Assignment: For the material that follows, list every line containing the word "label".

Available records:
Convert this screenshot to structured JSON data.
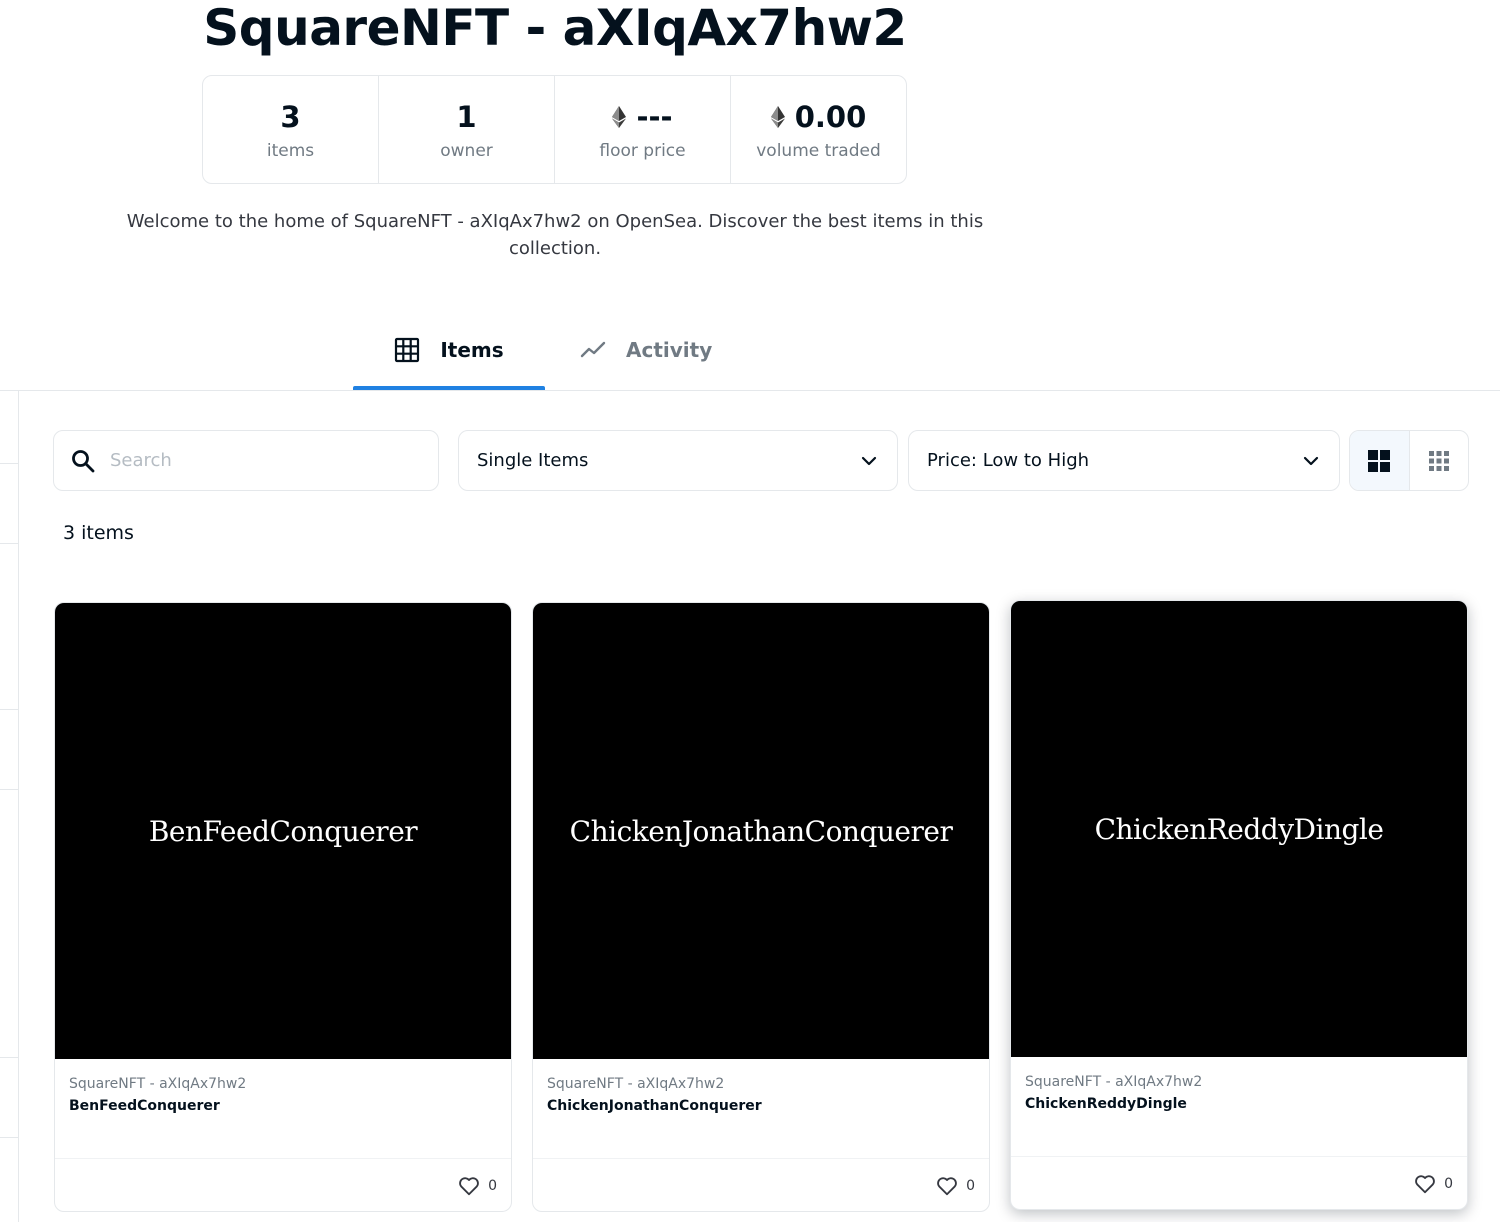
{
  "collection": {
    "title": "SquareNFT - aXIqAx7hw2",
    "description": "Welcome to the home of SquareNFT - aXIqAx7hw2 on OpenSea. Discover the best items in this collection."
  },
  "stats": [
    {
      "value": "3",
      "label": "items",
      "eth_icon": false
    },
    {
      "value": "1",
      "label": "owner",
      "eth_icon": false
    },
    {
      "value": "---",
      "label": "floor price",
      "eth_icon": true
    },
    {
      "value": "0.00",
      "label": "volume traded",
      "eth_icon": true
    }
  ],
  "tabs": [
    {
      "label": "Items",
      "icon": "grid-icon",
      "active": true
    },
    {
      "label": "Activity",
      "icon": "activity-chart-icon",
      "active": false
    }
  ],
  "filters": {
    "search_placeholder": "Search",
    "search_value": "",
    "type_select": "Single Items",
    "sort_select": "Price: Low to High"
  },
  "view_toggle": {
    "active": "large-grid-icon",
    "other": "small-grid-icon"
  },
  "results_count": "3 items",
  "cards": [
    {
      "image_text": "BenFeedConquerer",
      "collection": "SquareNFT - aXIqAx7hw2",
      "name": "BenFeedConquerer",
      "likes": "0"
    },
    {
      "image_text": "ChickenJonathanConquerer",
      "collection": "SquareNFT - aXIqAx7hw2",
      "name": "ChickenJonathanConquerer",
      "likes": "0"
    },
    {
      "image_text": "ChickenReddyDingle",
      "collection": "SquareNFT - aXIqAx7hw2",
      "name": "ChickenReddyDingle",
      "likes": "0"
    }
  ],
  "colors": {
    "accent": "#2081e2",
    "text": "#04111d",
    "muted": "#707a83",
    "border": "#e5e8eb"
  }
}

Solved problem:
      "label": "items",
      "label": "owner",
      "label": "floor price",
      "label": "volume traded",
      "label": "Items",
      "label": "Activity",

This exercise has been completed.